The collection of mammals dates mainly to the 19th and 20th centuries.

Since 2007 the collection has undergone an extensive overhaul and subsequently been catalogued.

There are some 400 specimens, mostly naturalised, also a number of osteological and anatomical preparations, covering 130 species in total.

Sadly, many preparations are devoid of any indication as to their geographical provenance, but the scrutiny of catalogues and historical documents will probably reveal further information on the origin of some of these items.

The collection is largely of European provenance (58%).

Worthy of note is the skeleton of an Indian elephant that died 1819 in Venice, where it had been taken for the carnival celebrations. At a certain point, the animal took fright and fled along the narrow lanes of Venice, with soldiers of the Austrian army in pursuit, firing their rifles. It took shelter temporarily in a church, and was finally destroyed by two cannon balls when — with the permission of the Patriarch — the Austrian police blew open a hole in the wall of the building. The elephant became a symbol of resistance to Austrian rule and featured in verses and plays of the period.

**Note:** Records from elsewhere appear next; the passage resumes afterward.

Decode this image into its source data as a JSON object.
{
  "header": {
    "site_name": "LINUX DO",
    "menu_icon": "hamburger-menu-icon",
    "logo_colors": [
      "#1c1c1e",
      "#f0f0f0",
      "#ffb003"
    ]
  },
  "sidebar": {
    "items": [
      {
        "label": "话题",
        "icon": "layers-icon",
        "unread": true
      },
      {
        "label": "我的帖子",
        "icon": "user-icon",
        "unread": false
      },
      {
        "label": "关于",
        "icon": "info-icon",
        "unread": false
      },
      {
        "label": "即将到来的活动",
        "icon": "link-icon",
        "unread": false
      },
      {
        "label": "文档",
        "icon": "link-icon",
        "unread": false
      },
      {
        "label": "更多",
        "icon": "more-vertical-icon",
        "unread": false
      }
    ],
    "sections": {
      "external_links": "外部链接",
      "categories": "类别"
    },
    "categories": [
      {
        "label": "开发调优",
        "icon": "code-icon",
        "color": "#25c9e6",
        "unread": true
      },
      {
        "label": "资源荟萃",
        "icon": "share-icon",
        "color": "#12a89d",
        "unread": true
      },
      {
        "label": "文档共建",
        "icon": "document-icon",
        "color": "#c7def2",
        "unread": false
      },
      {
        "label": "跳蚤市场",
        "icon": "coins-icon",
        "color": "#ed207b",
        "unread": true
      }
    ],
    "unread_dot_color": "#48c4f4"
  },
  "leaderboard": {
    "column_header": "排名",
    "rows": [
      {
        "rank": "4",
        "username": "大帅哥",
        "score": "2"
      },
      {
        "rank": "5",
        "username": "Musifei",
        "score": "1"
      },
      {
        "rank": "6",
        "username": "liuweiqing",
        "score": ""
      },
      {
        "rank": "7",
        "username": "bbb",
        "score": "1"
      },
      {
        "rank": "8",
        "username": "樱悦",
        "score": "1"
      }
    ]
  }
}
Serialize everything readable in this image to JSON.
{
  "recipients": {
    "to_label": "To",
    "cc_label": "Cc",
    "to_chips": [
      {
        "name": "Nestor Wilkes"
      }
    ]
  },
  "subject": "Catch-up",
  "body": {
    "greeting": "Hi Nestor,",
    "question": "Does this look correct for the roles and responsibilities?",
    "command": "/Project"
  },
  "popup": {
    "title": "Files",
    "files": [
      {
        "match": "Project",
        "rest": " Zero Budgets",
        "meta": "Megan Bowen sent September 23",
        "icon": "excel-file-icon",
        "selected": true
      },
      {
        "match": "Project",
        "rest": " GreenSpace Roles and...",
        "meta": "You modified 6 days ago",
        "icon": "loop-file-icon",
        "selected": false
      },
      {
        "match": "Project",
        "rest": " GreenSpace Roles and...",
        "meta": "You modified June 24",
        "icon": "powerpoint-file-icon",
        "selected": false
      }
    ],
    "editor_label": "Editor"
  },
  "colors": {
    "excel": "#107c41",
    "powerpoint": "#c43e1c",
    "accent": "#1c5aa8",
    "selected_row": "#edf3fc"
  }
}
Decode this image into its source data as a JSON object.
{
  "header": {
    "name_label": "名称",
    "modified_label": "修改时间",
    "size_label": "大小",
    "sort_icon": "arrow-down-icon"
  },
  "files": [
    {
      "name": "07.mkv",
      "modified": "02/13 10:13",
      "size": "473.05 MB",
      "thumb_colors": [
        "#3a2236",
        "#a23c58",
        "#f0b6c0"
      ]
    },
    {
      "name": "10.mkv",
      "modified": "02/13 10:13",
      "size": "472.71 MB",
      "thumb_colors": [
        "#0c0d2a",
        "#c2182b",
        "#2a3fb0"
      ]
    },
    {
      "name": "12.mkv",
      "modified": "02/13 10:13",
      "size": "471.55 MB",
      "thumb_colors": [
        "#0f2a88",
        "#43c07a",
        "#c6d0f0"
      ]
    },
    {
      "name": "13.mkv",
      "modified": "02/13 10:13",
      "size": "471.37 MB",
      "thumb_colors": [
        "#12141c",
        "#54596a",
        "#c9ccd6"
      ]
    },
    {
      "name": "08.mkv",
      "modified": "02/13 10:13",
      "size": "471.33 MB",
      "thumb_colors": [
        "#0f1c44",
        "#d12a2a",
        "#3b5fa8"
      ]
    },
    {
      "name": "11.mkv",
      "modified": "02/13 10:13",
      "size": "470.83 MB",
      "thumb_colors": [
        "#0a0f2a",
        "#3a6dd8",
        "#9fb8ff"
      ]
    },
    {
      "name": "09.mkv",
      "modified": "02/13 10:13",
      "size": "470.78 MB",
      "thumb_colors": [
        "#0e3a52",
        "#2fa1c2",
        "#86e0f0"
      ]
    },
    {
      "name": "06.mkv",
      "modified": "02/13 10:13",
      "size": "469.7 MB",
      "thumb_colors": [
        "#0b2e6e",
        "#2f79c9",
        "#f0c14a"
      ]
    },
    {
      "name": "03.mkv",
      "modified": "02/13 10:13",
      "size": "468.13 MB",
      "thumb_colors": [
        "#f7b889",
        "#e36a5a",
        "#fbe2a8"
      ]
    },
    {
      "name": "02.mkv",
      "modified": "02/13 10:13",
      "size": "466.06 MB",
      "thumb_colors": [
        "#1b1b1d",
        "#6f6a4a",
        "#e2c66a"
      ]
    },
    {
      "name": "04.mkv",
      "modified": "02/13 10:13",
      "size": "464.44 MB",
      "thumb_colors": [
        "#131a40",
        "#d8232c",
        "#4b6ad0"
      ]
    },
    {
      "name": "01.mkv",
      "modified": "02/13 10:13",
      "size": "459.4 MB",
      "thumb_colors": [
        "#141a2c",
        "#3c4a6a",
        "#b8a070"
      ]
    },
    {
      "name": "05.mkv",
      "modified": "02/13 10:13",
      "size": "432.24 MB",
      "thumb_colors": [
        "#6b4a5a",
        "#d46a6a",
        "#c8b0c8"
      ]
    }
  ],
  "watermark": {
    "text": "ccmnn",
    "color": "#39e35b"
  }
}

Also displayed in the Museum are a number of parts from the skeleton of a sperm whale (Physeter macrocephalus, Linnaeus, 1758), caught by local fishermen in the waters off Zadar during the year 1767: the skull, a substantial portion of the bones from the pectoral fins, 14 vertebrae (of the 50 one would normally expect) and 13 pairs of ribs, one of which bears an inscription of the place and date of capture: “Biograd, 1 Feurara 1767”.

Added more recently to the collection is the hide of a hippopotamus reared in a zoo, which was mounted for this new exhibition.

In 2021 the museum was gifted approximately 1000 specimens of chiropterans (bats), collected over a period of more than 40 years by Edoardo Vernier. The Vernier collection includes 533 items preserved in alcohol and 433 osteological preparations. Whilst the great majority of the specimens come from Italy, there is a proportion from other geographic areas, such as northern Russia, India and Indonesia.